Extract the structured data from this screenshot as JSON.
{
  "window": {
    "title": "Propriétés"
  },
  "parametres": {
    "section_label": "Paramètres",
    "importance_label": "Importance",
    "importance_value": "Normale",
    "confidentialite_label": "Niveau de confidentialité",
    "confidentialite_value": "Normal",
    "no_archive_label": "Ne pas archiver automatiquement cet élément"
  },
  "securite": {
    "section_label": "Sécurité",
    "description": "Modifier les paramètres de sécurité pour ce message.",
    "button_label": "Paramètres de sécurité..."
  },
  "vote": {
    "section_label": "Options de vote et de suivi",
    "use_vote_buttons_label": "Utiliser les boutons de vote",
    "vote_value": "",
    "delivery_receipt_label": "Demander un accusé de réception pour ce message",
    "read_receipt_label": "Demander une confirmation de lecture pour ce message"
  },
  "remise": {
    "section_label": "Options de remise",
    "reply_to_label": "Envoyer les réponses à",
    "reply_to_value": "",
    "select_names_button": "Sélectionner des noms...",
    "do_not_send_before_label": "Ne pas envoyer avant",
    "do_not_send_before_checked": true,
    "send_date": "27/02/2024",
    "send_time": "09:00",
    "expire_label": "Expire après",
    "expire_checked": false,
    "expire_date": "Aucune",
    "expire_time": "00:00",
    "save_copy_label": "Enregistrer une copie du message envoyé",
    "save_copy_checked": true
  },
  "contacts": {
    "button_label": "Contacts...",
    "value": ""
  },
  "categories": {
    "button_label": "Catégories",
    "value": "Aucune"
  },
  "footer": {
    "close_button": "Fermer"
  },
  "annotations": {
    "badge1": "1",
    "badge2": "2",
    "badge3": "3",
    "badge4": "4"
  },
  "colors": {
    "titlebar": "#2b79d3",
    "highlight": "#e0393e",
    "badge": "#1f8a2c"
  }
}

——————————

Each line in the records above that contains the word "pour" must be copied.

    "description": "Modifier les paramètres de sécurité pour ce message.",
    "delivery_receipt_label": "Demander un accusé de réception pour ce message",
    "read_receipt_label": "Demander une confirmation de lecture pour ce message"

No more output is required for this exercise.